Fundamental Concept of Chapter 7: The Bankruptcy Process
This is part 1 of a 10 part series on Chapter 7 bankruptcy and will provide general information regarding bankruptcy under Chapter 7. It is intended to provide you with enough detail to give you a good basic understanding of the process, without snowing you under with too much information. Obviously, there are exceptions and nuances to just about everything described in this outline. The Bankruptcy Code, Federal Rules of Bankruptcy Procedure, and reported case law are the primary sources of information. All section references here are to the United States Bankruptcy Code, 11 U.S.C. § 101 et seq. All Rule references are to the Federal Rules of Bankruptcy Procedure.
Chapter 7 is a liquidating bankruptcy: A debtor cannot pay debts, and seeks a fresh start. The goal is to wipe out, or “discharge,” most if not all debt, and keep most if not all property. Actual results depend on the type of debts and type and value of property held by the debtor.
Fundamentally, Chapter 7 represents a forced imposition of a settlement of debt by debtors on their creditors. The debtor offers up all assets that cannot otherwise be protected as exempt and that are not completely encumbered by security interests (more on each of these below), in return for relief from debt and a chance at a fresh start.

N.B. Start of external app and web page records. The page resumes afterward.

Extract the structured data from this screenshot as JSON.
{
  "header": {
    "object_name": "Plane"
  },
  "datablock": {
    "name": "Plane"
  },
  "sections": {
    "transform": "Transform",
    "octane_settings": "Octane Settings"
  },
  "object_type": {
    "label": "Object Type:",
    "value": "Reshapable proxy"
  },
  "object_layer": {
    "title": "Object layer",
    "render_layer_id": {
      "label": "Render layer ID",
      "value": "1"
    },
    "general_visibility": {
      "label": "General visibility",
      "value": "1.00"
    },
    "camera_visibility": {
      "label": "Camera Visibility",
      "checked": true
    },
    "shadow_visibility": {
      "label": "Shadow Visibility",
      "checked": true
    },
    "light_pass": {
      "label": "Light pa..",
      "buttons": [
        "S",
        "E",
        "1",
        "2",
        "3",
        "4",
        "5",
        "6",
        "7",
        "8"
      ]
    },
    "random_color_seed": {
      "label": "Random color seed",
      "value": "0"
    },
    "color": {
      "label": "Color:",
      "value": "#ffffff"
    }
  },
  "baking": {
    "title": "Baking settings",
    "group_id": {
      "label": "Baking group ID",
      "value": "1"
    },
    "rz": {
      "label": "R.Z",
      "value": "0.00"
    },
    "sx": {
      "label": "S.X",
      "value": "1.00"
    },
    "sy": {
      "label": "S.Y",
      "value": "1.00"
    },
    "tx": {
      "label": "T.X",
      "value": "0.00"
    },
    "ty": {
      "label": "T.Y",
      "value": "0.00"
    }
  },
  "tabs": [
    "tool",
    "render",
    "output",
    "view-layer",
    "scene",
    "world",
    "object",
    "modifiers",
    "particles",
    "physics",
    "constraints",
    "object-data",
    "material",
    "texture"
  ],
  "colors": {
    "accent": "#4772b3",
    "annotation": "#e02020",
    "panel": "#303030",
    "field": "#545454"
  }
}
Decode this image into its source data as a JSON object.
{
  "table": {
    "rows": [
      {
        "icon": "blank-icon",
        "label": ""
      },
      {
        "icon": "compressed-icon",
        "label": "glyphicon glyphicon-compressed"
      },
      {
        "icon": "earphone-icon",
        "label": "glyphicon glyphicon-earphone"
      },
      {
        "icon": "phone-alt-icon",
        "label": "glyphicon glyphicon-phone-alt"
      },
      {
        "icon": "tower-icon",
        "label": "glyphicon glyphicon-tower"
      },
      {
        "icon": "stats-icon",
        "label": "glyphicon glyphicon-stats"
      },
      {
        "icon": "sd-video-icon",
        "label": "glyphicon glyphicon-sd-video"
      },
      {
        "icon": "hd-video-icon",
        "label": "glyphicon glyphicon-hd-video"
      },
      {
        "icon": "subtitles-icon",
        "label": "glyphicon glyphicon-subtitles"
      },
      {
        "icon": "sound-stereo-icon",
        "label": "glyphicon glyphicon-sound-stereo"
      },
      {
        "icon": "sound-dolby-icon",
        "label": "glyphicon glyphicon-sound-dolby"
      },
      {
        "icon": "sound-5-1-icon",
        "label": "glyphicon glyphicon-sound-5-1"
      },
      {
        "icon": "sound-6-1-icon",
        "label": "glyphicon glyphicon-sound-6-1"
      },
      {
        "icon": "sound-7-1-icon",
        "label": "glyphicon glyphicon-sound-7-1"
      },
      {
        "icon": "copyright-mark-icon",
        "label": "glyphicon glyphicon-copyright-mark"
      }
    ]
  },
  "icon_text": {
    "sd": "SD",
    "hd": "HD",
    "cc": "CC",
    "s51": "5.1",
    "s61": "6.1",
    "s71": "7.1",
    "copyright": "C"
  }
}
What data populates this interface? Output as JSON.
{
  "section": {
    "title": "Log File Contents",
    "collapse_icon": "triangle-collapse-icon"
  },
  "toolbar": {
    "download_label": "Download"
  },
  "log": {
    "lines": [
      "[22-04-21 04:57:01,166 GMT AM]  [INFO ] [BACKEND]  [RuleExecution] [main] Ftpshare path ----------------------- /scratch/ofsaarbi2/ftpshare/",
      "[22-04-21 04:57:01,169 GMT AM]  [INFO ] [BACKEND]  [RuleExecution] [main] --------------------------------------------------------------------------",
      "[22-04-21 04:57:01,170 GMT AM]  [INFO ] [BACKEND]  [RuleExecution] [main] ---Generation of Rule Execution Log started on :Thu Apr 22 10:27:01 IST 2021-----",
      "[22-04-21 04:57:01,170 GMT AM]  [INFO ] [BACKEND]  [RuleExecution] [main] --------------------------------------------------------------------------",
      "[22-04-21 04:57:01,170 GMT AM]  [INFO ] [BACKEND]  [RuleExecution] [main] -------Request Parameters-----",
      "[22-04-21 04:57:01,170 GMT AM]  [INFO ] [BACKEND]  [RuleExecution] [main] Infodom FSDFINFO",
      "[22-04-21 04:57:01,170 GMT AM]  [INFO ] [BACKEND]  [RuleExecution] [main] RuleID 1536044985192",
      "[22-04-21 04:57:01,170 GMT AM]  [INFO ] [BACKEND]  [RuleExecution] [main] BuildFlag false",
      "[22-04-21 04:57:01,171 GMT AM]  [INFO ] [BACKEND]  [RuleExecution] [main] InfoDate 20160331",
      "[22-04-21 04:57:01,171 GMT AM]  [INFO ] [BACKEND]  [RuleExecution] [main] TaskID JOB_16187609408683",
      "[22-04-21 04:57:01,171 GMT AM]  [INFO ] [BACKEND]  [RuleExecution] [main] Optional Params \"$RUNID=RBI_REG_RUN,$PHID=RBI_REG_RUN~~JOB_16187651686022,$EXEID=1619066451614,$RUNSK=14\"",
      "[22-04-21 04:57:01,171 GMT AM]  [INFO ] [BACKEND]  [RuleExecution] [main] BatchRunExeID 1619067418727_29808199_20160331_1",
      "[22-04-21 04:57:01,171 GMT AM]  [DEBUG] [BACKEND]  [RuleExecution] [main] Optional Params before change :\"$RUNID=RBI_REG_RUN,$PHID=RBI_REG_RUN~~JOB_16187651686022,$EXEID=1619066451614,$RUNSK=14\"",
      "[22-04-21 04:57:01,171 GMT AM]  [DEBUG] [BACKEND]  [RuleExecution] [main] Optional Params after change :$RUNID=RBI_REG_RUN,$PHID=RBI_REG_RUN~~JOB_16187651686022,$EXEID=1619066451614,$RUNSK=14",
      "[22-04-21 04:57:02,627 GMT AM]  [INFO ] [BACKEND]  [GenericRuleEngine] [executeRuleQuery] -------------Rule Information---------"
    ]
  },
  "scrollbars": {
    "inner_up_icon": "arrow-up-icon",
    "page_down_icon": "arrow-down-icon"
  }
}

Chapter 7 is available to individuals and to married couples, who would file a joint petition. It is also available to entities—that is, corporations, LLCs, partnerships, and unincorporated organizations such as nonprofits. Entity filings do not include the “fresh start.” An entity filing a Chapter 7 bankruptcy ceases to exist, gets no discharge, is not entitled to protect any property as exempt, and experiences the liquidation of all of its property.
In each Chapter 7 case, a trustee is appointed, whose job it is to review the debtor’s petition and schedules and, if appropriate, liquidate any non-exempt assets. If there are no non-exempt assets, the trustee issues a “no-asset” report, and takes no further action.
Contact the bankruptcy attorneys at Wenokur Riordan PLLC today at (206) 724-0846 to discuss your situation.
Author: Alan Wenokur has been a Seattle bankruptcy attorney since 1988. He opened his solo practice in 1991, and formed the Wenokur Riordan law firm in 2017.
Alan regularly assists both individuals and businesses in bankruptcy cases and out-of-court workouts. His practice emphasizes representation of debtors in Chapter 7 and Chapter 13 bankruptcy cases, creditors in all bankruptcy proceedings, and bankruptcy litigation in all chapters. His debtor practice typically involves individuals with struggling businesses and complex financial affairs.
Alan’s work includes representing a number of Chapter 7 panel trustees in cases involving recovery of assets. These matters often feature undisclosed assets, fraudulent behavior, litigation, and/or recovery of speculative assets. He enjoys matters involving complex fact patterns, unsettled legal issues, and litigation in the Bankruptcy Courts.
Alan is a graduate of the University of Michigan Law School. He is a member of the Washington State Bar creditor/debtor section and the US Bankruptcy Court local rules committee. He is rated as AV-preeminent by Martindale Hubbell. Since 2012 he has been selected annually by his peers as a bankruptcy “SuperLawyer.” He speaks regularly at professional seminars, often on the role and responsibilities of debtor’s counsel in Chapter 7 cases. Alan has also volunteered his services with the King County Bar Association’s Debt Clinic for over 20 years.